Open as PDF
Jesus' words are not always easy to understand, and today's reading is proof. What we want to be careful of is that we don't take any of His words and extract a doctrine that contradicts the rest of Scripture. Those who are always attempting to persuade others of their aberrant doctrines rely heavily on Jesus' difficult-to-understand or vague statements as their "proof-texts."
John 6 is a favorite of Calvinists, for example, because they find a few verses that seemingly support a few of their five cardinal doctrines. But they must exalt those verses at the expense of many other verses in which Christ is quoted saying things that contradict Calvinist doctrine.
An example of this would be John 3:37. There Jesus said, "All that the Father gives Me will come to Me." "See," Calvinists say, "God chooses people for salvation before they are saved, and those whom He chooses He gives to Jesus, and then they come to Jesus." Calvinists read so much more into Jesus' words than what He said. If I said, "All the new employees whom the boss gives to me will come to me," does that prove that the new employees had nothing to do with the fact that they work for the boss? Of course not. The boss can only give to me those new employees who first applied for a job! What Jesus said in 3:37 does not nullify individual free will in salvation.
Within the context of John 6, it is obvious that Jesus was offering salvation to everyone in the crowd that day. He said to them, "Do not work for the food which perishes, but for the food which endures to eternal life, which the Son of Man will give to you" (6:27). Jesus undeniably offered eternal life to all of them.
In His very next sentence, Jesus told them that the means to eternal life was faith in Him (6:29), again implying His universal offer. But, quite amazingly, the same people who had eaten a miraculous meal the day before then asked Him for a sign in order to believe in Him! And they mentioned how Moses had provided manna in the wilderness. They wanted more food!
Jesus reminded them that it was not Moses who provided them bread the day before, but it was His Father who gave them "the true bread out of heaven" (6:32). Clearly, that "true bread" was Himself, and take note that Jesus said to the unbelieving crowd that His Father was giving them that true bread (6:32). The Father was giving Jesus to all of them so that they could have eternal life by believing in Him. In fact, Jesus declared that He was the true bread who came from heaven to "give life," not just to them, but "to the world" (6:33). That's everyone.

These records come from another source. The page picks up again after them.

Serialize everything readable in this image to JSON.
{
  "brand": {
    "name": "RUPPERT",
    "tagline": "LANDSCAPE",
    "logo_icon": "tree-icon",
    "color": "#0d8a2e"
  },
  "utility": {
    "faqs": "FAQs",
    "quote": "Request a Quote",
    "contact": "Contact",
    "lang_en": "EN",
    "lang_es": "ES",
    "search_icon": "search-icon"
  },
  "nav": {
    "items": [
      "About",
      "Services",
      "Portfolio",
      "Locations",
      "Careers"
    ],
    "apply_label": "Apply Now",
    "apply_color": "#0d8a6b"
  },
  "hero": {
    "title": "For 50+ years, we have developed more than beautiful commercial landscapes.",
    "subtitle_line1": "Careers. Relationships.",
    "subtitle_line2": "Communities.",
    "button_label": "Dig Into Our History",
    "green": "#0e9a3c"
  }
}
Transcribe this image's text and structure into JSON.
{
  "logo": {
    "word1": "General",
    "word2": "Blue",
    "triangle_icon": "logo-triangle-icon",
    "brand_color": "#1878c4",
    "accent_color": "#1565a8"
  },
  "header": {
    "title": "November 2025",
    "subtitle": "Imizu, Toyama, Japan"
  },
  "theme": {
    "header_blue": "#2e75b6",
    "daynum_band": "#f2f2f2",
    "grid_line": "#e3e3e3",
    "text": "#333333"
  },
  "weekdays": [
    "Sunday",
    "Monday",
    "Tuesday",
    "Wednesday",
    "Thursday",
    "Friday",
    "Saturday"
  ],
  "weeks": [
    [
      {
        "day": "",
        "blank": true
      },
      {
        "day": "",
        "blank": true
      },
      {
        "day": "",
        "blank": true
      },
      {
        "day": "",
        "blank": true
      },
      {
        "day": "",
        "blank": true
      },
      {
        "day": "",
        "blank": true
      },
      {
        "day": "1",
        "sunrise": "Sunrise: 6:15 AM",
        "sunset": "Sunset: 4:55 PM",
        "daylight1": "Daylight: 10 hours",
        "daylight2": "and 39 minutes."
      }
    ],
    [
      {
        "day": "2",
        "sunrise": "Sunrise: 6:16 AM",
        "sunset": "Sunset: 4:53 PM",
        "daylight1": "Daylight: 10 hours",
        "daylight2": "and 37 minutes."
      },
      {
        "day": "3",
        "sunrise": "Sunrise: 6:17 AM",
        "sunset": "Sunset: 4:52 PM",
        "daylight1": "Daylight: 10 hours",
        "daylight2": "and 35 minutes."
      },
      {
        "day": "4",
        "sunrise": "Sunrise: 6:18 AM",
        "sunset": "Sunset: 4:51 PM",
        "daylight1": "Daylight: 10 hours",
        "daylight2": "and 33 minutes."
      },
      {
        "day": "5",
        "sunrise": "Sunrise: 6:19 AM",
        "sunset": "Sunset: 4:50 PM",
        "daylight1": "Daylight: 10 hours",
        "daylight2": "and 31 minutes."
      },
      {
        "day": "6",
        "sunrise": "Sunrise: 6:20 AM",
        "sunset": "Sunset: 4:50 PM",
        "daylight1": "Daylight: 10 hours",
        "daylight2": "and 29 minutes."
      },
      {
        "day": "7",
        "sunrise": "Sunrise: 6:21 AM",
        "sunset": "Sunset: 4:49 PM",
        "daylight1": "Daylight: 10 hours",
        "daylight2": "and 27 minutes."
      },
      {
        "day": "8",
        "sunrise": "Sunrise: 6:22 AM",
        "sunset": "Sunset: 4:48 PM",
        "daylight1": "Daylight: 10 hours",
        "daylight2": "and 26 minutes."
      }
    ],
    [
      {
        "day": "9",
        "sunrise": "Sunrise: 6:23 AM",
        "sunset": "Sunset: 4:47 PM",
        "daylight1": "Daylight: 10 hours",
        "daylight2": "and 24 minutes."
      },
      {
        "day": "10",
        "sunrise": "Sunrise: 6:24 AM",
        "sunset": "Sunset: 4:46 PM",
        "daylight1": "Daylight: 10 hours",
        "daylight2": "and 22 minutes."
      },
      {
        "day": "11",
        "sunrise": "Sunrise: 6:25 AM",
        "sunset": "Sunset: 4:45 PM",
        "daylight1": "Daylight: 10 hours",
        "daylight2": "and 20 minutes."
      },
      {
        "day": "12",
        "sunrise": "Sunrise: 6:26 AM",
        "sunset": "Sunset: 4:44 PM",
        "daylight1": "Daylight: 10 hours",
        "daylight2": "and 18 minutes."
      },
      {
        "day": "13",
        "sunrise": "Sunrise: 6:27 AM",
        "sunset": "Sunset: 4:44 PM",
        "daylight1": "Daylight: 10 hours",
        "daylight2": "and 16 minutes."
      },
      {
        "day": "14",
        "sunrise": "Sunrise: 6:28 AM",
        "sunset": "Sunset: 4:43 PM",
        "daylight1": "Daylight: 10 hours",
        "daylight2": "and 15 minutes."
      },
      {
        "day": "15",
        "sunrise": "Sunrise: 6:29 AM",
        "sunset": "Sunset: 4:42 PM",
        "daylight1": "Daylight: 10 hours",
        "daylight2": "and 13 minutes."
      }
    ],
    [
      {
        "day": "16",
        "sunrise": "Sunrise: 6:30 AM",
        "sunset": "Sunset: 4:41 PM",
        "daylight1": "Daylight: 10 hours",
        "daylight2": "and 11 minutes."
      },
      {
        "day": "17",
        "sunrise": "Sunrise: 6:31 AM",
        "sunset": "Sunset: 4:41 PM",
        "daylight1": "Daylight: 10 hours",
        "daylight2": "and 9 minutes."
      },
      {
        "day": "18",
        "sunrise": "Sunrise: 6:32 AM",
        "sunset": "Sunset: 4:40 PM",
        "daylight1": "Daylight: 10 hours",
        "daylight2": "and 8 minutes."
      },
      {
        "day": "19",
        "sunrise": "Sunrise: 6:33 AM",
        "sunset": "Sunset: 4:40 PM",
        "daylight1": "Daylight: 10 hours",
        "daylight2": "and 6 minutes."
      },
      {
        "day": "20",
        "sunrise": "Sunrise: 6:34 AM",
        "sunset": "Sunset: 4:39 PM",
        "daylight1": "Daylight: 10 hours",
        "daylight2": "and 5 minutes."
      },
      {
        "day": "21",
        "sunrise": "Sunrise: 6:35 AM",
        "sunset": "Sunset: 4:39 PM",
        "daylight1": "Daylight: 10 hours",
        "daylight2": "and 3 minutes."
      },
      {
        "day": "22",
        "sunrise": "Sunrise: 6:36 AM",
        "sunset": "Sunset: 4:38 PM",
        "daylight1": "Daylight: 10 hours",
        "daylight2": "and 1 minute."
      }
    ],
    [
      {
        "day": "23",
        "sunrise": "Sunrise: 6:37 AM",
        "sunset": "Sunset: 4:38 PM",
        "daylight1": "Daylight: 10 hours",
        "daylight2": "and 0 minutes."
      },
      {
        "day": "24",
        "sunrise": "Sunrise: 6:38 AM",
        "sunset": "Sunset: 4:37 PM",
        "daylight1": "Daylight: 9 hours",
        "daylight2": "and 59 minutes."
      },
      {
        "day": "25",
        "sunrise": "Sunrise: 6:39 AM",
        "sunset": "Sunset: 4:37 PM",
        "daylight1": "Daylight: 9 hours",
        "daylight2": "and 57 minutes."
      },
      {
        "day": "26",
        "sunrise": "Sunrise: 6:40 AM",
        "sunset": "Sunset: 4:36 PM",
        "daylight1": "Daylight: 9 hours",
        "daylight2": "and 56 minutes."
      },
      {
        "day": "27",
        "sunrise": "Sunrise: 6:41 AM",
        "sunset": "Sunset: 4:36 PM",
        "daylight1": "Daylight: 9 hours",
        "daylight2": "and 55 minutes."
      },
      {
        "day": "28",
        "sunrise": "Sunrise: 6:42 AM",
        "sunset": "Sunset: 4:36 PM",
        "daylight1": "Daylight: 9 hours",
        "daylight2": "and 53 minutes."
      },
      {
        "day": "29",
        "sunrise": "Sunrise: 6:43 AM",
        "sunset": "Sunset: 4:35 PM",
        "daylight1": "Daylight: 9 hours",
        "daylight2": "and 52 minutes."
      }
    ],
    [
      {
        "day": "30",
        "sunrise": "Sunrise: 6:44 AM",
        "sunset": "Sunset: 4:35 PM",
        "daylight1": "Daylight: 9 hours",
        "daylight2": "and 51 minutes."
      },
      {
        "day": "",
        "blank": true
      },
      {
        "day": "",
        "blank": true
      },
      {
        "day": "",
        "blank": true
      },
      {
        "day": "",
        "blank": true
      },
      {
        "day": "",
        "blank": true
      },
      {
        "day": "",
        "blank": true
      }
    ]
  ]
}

The crowd then asked Jesus for that true bread, not understanding that it was Him (6:34). So Jesus explained Himself again: "I am the bread of life; he who comes to Me will not hunger, and he who believes in Me will never thirst" (6:35). Again, His universal offer of salvation is implied. Then He said, "But I said to you that you have seen Me, and yet do not believe" (6:36). Clearly, He expected them to believe in Him. But they didn't, and He found fault with them for it. This sure doesn't sound like Calvinism!
Finally, in the very next verse, He said what Calvinists rip from its context: "All that the Father gives Me will come to Me, and the one who comes to Me I will certainly not cast out" (6:37). Was Jesus contracting everything He had just said? No. Obviously, those whom the Father gives to Jesus are those who believe in Him. He only grants believers the privilege of coming to Jesus (6:65). That anyone can believe in Him is underscored even more in the verses that follow (6:40, 47, 50-51, 54, 58).
No unregenerate person can come to Jesus unless the Father draws him (6:44). That does not prove that God only draws a few. Jesus later said, "If I am lifted up from the earth, will draw all men to Myself" (John 12:32).